- NHS will monitor 50,000 patients a month in their own homes in new plan
- Helen Whatley said it was something that started during the pandemic
- The elderly campaign group says it has received many complaints
The Social Affairs Minister faced a backlash yesterday after claiming patients were ‘very comfortable’ with remote appointments.
Helen Whately, pictured, said the NHS would monitor up to 50,000 patients a month at home rather than in hospital as part of bed release plans
“Virtual wards” will involve patients wearing watches or finger sensors monitoring their vital signs and reporting to doctors, who will conduct video consultations.
Patients have often been denied face-to-face appointments with a GP during the Covid-19 pandemic as family doctors have switched to telephone and video.
Health Minister Helen Whately interviewed by Sally Nugent on BBC Breakfast
It raised concerns among MPs and health charities that diseases such as cancer were being ignored and it left people without broadband out.
But Miss Whately told Sky News yesterday: ‘What will happen when doctors consider sending someone back to a virtual ward is considering what the setup is for the patient at home.
“It’s actually something that started being used during the pandemic and we’ve seen that a lot of people are actually very comfortable with using apps, being online, making video calls , things like that.”
Dennis Reed of Silver Voices, which campaigns for older people, said: ‘I don’t know who the minister has spoken to – her comments certainly don’t reflect the complaints we’re getting.
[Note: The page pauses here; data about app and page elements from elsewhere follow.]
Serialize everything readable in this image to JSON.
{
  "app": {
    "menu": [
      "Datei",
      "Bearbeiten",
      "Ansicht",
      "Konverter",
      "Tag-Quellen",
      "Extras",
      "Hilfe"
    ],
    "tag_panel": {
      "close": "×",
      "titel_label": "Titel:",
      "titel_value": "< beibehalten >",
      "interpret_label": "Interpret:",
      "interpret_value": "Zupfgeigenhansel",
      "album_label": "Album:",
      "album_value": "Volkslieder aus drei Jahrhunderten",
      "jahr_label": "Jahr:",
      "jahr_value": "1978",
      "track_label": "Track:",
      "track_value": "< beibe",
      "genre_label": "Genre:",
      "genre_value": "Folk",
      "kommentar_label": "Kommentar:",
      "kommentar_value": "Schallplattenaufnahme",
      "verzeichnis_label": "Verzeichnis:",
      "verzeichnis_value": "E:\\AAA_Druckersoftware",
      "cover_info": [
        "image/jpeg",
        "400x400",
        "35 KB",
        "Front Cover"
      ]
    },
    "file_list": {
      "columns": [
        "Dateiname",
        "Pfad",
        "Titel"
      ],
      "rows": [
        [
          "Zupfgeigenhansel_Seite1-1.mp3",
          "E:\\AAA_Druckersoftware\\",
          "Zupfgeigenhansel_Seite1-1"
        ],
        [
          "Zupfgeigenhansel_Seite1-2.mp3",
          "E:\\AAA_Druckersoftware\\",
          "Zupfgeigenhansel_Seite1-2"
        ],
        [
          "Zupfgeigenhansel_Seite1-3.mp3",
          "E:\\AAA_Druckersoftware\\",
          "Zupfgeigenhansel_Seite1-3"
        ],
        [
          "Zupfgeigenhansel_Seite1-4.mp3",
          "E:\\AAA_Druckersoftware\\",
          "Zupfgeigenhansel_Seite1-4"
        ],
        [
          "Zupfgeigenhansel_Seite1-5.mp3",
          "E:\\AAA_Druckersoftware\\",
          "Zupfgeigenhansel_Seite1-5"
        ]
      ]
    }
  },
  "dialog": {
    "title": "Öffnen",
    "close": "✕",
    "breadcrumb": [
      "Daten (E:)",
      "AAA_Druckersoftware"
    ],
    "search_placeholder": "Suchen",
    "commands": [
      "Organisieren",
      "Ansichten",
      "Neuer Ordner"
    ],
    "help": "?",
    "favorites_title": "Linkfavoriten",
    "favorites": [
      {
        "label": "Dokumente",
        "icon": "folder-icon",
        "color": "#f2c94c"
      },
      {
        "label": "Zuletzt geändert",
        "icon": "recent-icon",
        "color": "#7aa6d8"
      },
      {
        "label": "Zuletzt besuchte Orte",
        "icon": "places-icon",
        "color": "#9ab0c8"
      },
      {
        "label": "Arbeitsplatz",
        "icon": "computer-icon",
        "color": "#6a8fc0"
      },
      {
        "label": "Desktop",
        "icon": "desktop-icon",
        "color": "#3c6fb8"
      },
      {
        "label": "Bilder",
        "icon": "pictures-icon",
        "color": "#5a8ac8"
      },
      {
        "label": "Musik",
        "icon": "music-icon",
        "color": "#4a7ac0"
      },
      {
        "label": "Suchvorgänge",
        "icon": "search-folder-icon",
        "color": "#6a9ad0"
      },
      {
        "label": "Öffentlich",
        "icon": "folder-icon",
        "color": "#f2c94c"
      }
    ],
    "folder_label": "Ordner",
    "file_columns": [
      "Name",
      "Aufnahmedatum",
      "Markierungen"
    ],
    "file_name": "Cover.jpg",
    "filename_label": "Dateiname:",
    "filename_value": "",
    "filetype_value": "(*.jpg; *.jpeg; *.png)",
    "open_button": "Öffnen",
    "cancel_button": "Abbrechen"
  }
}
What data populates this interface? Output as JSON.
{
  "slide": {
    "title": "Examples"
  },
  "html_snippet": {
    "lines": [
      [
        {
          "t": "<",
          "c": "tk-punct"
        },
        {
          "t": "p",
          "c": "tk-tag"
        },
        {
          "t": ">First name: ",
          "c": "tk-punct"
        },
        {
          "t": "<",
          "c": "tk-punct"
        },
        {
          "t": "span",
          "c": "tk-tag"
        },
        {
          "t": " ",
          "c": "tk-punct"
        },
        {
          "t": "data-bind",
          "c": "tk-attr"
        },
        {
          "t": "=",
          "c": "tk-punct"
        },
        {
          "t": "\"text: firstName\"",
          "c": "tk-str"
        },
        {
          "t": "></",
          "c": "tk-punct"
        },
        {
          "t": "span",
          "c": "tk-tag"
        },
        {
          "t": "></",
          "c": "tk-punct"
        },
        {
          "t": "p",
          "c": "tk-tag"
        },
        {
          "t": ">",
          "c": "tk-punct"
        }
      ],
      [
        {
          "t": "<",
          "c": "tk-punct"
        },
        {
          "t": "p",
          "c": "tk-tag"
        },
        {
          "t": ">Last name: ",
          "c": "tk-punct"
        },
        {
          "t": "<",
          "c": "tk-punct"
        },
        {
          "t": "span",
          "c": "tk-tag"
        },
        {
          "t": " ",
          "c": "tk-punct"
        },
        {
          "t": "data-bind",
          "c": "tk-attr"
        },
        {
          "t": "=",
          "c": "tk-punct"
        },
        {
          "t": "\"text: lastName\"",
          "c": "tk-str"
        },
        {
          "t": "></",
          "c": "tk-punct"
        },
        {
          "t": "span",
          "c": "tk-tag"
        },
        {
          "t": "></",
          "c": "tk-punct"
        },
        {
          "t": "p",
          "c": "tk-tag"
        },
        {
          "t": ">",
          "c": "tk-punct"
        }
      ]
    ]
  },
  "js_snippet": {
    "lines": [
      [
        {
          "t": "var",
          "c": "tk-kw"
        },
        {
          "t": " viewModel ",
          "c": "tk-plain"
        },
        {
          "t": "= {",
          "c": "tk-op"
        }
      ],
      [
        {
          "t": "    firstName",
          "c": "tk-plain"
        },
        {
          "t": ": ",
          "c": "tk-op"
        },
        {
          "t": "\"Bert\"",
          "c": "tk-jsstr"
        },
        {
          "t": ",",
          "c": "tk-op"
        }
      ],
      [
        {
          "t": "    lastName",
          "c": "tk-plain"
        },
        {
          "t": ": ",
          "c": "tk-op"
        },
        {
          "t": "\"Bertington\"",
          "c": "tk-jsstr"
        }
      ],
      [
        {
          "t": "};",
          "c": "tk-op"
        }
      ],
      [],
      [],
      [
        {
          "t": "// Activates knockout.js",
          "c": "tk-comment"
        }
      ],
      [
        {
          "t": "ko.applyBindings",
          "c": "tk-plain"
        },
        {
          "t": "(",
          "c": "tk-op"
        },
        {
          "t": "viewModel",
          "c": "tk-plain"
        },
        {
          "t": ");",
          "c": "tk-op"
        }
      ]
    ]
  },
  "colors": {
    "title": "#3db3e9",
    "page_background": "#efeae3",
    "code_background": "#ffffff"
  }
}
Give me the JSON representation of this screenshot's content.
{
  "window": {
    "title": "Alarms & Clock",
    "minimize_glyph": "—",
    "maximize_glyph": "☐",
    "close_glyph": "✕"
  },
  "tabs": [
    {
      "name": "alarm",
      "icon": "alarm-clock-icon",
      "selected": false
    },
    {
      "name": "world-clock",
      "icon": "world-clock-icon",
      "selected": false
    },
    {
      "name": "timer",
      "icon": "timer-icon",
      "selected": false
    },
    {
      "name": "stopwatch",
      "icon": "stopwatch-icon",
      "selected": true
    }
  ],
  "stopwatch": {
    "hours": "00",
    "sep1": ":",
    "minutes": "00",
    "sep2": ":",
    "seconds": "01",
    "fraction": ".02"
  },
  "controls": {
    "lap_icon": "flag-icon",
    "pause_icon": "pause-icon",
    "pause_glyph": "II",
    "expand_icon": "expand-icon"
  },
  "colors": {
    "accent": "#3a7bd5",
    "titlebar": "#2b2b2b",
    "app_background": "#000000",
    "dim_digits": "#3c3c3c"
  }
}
Occupational health spokesman Wes Streeting warned that virtual wards “unstaffed, it’s not a hospital home, it’s home alone”.